By Karuga Koinange, Editor-in-Chief
Tuition and fees are slated to rise in the coming fiscal year, according to proposed increases at a Student Government Association (SGA) open forum Tuesday night in the University Union.
Towson University leaders presented their respective department’s proposals, and Vice President for Student Affairs Deb Moriarty and Vice President for Administration and Finance Ben Lowenthal were also in attendance.
The panelists included Athletic Director Tim Leonard, Director of Client Services for the Office of Technology Services Michael Bachman, Associate Vice President of Financial Affairs Robert Campbell, Interim Vice President for Housing and Residence Life Christina Olstad, Associate Provost for Academic Resources and Planning Gary Levy and Associate Vice President of Auxiliary Services Daniel Slattery.
Lowenthal started the event by announcing that each presenter worked tirelessly to keep their proposed increases to a minimum.
Mandatory fees, meaning technology, athletics, auxiliary services and auxiliary construction fees are all set to increase by under six percent.
“We are known to be one of the most efficient universities in the country,” Lowenthal said. “That is part of the theme for the day. We have to increase fees to cover basic costs…I thank the fee owners for keeping the costs as low as possible and keeping the operations as low as possible.”
Technology fees will rise 2.9 percent, going from $103 to $105. This increase provides more funds for computers, software, apps and labor costs for installation.
Bachman said that he looks to add three employees specifically for the role of training students and faculty on Towson’s technology services.

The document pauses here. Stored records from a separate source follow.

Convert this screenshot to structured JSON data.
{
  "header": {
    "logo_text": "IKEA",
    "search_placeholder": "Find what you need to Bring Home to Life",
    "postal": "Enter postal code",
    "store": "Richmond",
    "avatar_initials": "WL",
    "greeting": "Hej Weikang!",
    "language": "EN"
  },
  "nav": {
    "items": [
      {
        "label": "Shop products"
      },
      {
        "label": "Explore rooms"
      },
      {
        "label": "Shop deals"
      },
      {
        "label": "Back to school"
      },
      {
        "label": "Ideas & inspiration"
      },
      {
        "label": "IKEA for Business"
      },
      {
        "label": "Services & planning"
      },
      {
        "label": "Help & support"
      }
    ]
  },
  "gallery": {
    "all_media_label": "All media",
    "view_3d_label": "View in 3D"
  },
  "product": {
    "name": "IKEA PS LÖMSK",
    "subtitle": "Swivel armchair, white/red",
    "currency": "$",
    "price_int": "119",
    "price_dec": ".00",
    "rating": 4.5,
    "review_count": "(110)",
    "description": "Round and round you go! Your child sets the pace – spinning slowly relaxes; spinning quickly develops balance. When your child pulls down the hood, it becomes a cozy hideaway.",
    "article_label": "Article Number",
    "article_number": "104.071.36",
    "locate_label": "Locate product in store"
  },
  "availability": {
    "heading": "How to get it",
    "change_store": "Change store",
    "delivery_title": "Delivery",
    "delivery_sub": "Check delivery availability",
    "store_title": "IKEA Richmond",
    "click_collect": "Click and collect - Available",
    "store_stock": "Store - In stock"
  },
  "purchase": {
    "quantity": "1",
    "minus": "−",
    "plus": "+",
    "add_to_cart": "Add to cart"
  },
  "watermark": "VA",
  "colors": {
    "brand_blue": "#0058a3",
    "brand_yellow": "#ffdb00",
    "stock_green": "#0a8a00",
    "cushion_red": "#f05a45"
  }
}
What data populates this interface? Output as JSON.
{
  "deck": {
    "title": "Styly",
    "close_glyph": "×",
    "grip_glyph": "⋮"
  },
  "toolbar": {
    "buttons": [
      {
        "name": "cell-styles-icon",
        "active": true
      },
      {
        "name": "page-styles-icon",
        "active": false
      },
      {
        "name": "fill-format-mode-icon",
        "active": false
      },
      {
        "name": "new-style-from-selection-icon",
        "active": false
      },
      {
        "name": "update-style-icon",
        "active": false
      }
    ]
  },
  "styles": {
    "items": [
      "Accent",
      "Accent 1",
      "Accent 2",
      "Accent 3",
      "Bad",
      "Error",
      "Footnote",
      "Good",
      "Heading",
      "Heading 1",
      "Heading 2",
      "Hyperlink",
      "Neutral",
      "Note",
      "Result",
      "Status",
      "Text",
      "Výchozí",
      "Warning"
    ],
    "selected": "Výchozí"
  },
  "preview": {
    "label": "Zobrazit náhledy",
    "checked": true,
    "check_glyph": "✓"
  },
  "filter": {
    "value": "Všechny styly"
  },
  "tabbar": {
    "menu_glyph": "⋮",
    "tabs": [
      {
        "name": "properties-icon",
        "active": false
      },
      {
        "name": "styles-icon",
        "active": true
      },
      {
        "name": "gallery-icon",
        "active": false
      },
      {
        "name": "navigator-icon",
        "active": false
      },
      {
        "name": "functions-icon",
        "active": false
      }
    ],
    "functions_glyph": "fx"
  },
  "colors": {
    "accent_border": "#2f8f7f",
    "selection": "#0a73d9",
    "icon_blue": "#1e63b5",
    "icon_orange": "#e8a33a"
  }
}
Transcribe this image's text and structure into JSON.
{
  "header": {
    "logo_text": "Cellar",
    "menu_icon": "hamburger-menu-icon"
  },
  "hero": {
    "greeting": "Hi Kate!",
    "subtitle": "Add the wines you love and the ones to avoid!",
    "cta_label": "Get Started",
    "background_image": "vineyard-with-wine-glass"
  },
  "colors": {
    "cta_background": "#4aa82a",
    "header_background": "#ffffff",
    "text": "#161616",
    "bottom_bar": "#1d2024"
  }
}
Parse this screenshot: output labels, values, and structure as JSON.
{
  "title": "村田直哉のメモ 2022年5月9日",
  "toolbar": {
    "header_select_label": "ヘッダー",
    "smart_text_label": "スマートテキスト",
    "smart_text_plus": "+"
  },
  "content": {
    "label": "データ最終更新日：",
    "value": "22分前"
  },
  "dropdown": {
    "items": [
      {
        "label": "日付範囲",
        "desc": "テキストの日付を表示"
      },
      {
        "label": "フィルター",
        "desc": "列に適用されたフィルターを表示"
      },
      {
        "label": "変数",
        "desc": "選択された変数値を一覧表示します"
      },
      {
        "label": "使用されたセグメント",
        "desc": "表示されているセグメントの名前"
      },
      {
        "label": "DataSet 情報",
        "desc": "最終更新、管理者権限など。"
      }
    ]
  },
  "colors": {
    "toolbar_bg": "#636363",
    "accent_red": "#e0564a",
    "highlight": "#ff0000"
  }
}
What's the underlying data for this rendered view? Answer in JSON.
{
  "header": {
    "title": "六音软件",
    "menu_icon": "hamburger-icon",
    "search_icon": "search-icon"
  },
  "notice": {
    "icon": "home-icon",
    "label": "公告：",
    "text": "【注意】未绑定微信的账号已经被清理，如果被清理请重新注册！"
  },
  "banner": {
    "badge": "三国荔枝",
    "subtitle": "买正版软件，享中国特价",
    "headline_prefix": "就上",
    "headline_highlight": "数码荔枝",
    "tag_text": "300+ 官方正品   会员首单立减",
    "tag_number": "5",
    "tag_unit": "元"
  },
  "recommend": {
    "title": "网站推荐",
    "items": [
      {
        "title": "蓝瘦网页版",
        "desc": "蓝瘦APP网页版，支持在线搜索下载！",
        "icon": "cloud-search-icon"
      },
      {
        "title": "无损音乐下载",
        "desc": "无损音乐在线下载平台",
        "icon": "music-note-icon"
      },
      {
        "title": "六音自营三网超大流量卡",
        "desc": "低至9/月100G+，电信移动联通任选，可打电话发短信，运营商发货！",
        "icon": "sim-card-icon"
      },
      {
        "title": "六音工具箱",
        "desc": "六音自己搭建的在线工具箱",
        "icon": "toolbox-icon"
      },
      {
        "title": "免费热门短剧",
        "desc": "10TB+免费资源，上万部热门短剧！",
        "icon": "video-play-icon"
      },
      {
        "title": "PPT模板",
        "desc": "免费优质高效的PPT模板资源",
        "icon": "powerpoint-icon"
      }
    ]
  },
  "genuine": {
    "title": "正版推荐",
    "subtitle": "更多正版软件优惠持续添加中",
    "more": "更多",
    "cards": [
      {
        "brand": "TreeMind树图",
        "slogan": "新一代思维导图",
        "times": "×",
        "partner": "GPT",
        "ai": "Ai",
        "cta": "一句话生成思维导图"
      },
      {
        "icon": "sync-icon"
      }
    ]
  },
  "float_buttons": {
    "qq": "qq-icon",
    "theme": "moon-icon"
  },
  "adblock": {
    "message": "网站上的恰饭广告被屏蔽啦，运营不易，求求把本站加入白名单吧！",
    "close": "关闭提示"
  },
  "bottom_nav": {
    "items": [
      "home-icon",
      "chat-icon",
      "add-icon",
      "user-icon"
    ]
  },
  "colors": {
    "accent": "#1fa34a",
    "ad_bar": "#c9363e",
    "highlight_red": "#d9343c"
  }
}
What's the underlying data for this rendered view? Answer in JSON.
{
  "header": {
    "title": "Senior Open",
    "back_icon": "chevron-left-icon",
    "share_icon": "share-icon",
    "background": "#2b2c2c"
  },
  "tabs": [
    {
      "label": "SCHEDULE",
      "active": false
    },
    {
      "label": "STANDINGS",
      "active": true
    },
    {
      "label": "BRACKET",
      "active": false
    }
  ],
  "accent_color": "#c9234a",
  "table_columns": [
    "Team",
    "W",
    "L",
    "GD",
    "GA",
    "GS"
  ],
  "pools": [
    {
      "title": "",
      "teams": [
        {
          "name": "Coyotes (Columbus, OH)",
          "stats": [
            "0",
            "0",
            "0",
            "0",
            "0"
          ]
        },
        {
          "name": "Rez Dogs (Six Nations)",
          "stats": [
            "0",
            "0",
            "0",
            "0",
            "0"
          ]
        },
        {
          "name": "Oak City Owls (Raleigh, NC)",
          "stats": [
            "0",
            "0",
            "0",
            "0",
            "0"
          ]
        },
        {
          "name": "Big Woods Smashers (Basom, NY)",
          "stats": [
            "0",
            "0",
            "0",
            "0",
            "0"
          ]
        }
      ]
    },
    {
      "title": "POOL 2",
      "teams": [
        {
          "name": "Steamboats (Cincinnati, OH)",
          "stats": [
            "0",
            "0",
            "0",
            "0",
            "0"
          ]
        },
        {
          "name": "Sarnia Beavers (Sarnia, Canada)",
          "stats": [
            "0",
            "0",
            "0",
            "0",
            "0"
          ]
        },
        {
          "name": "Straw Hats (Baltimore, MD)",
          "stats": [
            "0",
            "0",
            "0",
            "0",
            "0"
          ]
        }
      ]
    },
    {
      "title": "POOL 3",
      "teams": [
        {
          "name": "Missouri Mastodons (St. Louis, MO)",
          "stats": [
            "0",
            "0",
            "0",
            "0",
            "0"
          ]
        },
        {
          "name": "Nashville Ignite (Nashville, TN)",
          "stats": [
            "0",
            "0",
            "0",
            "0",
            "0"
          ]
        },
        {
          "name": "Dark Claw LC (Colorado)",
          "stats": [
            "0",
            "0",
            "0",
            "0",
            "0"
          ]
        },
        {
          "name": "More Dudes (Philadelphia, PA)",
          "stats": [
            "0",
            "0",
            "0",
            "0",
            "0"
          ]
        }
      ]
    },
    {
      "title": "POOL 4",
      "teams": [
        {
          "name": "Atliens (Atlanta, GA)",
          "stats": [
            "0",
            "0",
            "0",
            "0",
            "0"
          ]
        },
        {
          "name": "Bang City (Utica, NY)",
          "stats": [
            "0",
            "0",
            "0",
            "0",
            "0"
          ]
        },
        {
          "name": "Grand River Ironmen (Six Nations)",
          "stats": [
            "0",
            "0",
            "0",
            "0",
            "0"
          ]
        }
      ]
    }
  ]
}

“We want to get somebody in each of our six academic colleges that can work with students with workshops, personal counseling and consulting on how to apply the technology that’s here,” Bachman said.
Athletic fees are set to go up 4.4 percent, rising from $478 to $499. This increase will primarily support scholarship increases and salaries.
“We control neither of those costs,” Leonard said. “The university says ‘tuition and fees are going up by x amount.’ That’s going to affect our budget, so what we’re asking for is help to offset those mandated increases.”
Auxiliary construction fees, which pay for the construction of buildings on campus, building maintenance and debt costs, are set to increase by 5.4 percent. This raises the total cost from $607 to $640, aiding the construction efforts towards the University Union.
“[University Union] will be open in a couple years, but when it does open it will have some nice new features including a Chick-fil-A and Dunkin Donuts,” Campbell said. “Near and dear to you will be a doubling of the student meeting space that’s available, which we sorely need on this campus.”
Slattery addressed the board plans, which include a 3.9 percent increase to parking fees. This catapults the cost of a yearly parking pass from $356 to $369.
This is due to several variables, including cost of living increases, repair and renovation funds towards the Glen Garage and Towsontown Garage, minor repairs around campus and support for the on-campus shuttle system.
According to Olstad, housing and residence prices will jump 2.5 percent across the board based on a five year projection plan that accounts for staff salaries and utility costs.
“We have a bond payment that is going to skyrocket,” she said. “We are building on campus and we are going to renovate our facilities to make sure they are up to standard for students.”
Olstad announced that there are plans to install air conditioning and renovate bathrooms in Scarborough Hall this summer. She also said that the Glen Complex will undergo aggressive renovations, including new air conditioning units and an overall upgrade to the HVAC technology.
The SGA fee is projected to increase from $45 to $49.
“We’re to the limit of money that we can give to student organizations since they are growing and students have more initiatives,” said SGA President Russhell Ford. “With the extra eight dollars, this increase will benefit the entire campus as far as involvement [and] advancement in general.”
Junior communications major Abidemi Warner said she enjoyed the event, but was hoping for more student turnout.
“I wish there was more people here only so that students who are not necessarily in SGA could have a voice and see where their money is going to, why athletics is so expensive, why the technology fee is so expensive and why everything is the price it is,” she said.
Moriarty acknowledged that the event could have gone better, but said she will be working with Lowenthal to modify this process so that students are more included in these discussions throughout the year.
“That’s the longest this has ever lasted which shows that students are mindful of how their money is being applied and are sensitive to the fiscal challenges of the university in terms of increasing costs,” Moriarty said.